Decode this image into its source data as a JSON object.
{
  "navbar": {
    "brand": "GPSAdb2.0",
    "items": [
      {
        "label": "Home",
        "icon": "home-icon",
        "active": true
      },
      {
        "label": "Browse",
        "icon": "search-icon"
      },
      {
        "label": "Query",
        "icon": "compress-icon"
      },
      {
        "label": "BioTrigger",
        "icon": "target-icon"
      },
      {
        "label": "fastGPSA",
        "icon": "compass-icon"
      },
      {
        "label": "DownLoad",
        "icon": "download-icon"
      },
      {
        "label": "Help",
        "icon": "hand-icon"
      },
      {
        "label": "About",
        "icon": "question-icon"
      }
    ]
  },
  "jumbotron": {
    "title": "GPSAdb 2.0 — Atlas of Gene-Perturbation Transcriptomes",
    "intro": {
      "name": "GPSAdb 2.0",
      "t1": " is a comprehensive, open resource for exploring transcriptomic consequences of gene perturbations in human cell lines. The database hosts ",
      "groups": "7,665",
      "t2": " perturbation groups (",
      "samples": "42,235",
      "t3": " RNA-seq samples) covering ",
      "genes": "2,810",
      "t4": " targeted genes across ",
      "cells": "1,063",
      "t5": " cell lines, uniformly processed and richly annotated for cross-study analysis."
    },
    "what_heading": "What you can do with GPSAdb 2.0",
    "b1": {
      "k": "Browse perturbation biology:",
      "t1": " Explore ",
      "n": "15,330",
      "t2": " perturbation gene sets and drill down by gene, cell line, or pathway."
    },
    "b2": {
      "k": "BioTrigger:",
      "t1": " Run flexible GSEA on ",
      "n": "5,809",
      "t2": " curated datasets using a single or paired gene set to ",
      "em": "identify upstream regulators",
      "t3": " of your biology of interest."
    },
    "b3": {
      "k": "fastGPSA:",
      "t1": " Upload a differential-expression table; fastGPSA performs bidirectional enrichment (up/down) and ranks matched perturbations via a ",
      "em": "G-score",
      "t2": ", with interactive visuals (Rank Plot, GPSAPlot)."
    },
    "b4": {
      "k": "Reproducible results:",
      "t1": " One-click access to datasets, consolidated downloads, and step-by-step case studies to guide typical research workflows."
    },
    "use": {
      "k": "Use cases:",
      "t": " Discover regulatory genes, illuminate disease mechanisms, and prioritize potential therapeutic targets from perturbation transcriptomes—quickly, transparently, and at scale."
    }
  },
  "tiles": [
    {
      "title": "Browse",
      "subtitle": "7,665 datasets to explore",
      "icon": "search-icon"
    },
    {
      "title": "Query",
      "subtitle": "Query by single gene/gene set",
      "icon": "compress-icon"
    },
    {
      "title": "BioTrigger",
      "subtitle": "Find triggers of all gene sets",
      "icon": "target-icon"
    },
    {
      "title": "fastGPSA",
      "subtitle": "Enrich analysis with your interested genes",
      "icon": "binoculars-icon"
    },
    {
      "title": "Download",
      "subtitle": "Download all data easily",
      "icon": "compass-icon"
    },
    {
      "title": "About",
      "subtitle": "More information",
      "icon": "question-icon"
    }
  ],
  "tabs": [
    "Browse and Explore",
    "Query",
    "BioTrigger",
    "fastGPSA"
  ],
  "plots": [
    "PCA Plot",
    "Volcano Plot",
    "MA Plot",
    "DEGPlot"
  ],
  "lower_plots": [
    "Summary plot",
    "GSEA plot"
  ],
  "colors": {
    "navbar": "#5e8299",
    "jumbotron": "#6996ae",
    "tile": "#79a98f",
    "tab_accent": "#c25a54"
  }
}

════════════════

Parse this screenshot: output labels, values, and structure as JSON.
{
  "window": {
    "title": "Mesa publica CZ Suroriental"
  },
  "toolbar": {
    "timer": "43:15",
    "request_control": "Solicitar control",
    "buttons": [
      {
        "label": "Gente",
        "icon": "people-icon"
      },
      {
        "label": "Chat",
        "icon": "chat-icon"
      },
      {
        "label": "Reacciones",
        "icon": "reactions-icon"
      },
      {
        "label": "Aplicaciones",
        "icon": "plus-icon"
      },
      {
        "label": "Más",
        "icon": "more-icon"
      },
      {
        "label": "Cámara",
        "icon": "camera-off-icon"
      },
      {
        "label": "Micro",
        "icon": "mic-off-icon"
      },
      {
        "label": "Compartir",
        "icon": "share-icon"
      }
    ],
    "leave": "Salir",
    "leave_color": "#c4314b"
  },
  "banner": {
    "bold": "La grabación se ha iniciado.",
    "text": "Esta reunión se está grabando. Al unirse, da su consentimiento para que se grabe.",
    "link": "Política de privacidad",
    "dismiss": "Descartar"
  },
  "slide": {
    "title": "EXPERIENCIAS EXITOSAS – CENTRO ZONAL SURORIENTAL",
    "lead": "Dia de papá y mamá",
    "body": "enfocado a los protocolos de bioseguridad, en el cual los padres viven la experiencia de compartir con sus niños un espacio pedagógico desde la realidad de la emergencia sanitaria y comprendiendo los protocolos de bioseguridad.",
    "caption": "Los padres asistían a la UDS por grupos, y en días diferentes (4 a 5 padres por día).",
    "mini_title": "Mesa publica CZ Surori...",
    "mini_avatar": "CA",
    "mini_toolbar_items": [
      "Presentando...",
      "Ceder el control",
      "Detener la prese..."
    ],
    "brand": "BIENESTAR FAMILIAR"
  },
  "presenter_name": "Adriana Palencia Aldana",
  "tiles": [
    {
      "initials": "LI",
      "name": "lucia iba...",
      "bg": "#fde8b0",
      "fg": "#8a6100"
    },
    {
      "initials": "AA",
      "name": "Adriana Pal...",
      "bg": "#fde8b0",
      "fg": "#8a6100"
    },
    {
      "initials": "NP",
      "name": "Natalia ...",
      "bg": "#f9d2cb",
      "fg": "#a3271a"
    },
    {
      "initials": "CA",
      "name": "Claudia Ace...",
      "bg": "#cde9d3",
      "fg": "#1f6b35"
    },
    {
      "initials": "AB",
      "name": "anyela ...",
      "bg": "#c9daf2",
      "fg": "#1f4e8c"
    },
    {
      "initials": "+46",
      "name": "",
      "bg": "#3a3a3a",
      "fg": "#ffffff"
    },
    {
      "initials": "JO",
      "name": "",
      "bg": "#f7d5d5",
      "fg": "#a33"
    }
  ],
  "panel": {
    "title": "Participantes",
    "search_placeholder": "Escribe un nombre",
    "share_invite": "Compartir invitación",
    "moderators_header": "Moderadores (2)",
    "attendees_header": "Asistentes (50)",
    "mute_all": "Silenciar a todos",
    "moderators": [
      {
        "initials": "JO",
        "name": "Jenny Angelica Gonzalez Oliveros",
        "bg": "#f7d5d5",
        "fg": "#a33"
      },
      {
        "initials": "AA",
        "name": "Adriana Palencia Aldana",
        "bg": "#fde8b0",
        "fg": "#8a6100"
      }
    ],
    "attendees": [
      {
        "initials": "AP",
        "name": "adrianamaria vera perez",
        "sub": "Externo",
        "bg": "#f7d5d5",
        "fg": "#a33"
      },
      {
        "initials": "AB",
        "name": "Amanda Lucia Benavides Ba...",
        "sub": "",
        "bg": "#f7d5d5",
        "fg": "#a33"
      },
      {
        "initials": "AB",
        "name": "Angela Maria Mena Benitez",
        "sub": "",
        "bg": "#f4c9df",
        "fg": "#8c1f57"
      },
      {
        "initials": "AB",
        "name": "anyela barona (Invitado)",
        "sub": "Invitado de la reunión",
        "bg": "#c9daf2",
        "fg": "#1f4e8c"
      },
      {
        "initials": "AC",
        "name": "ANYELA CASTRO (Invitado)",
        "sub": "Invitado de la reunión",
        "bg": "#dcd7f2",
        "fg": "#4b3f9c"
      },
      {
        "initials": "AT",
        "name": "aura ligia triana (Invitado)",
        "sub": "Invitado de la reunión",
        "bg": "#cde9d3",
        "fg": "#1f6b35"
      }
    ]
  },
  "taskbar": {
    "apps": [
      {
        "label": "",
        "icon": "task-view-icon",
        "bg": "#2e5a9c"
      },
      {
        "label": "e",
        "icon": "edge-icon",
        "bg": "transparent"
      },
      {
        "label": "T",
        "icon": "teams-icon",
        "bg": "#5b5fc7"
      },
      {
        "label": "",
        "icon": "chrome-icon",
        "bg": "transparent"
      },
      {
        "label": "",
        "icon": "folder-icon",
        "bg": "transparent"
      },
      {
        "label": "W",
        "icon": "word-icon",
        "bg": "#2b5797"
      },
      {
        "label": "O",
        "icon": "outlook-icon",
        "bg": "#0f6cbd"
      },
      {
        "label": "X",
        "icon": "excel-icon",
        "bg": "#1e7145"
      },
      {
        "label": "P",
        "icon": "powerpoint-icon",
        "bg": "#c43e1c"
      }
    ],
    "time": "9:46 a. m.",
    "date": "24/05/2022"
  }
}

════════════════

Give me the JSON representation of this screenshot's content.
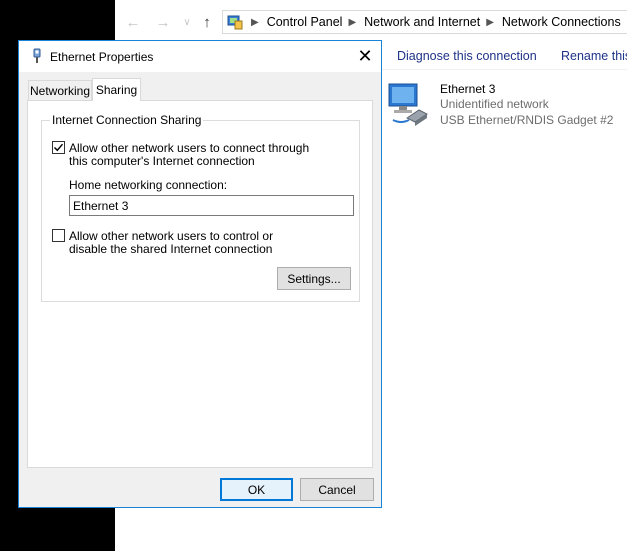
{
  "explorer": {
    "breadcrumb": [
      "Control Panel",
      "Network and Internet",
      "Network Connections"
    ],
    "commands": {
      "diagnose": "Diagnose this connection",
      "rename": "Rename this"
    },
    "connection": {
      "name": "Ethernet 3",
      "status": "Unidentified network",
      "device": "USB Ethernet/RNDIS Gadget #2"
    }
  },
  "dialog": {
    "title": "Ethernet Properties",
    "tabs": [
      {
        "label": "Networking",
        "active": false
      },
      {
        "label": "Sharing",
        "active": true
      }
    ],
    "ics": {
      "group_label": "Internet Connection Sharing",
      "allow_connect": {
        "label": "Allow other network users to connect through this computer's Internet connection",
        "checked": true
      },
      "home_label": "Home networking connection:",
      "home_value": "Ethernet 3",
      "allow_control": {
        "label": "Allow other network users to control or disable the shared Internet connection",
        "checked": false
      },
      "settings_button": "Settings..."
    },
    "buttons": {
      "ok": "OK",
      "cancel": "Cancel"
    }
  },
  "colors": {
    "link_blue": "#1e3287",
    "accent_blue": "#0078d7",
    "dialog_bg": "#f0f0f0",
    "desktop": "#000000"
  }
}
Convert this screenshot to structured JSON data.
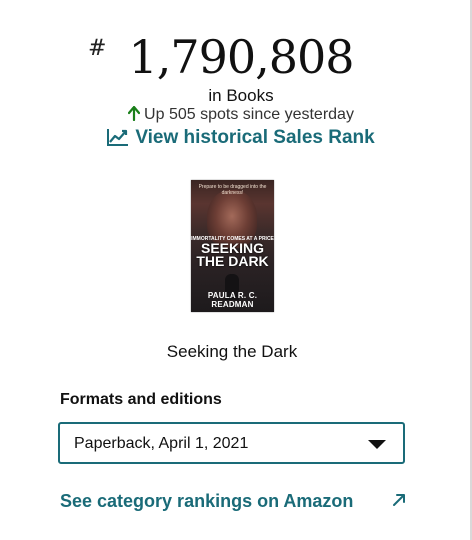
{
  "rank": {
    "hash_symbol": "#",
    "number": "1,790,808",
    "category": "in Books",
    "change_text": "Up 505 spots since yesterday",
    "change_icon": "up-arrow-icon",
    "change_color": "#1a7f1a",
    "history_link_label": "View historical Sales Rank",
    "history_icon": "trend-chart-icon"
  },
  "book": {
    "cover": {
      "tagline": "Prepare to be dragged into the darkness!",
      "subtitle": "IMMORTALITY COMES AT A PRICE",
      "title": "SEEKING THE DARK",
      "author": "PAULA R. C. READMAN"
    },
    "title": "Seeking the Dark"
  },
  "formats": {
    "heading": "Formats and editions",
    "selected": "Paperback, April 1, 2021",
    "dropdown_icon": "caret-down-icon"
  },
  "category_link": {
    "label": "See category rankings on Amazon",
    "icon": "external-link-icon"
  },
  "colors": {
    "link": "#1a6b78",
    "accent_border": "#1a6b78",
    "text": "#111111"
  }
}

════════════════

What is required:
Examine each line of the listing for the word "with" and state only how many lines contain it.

Result:
3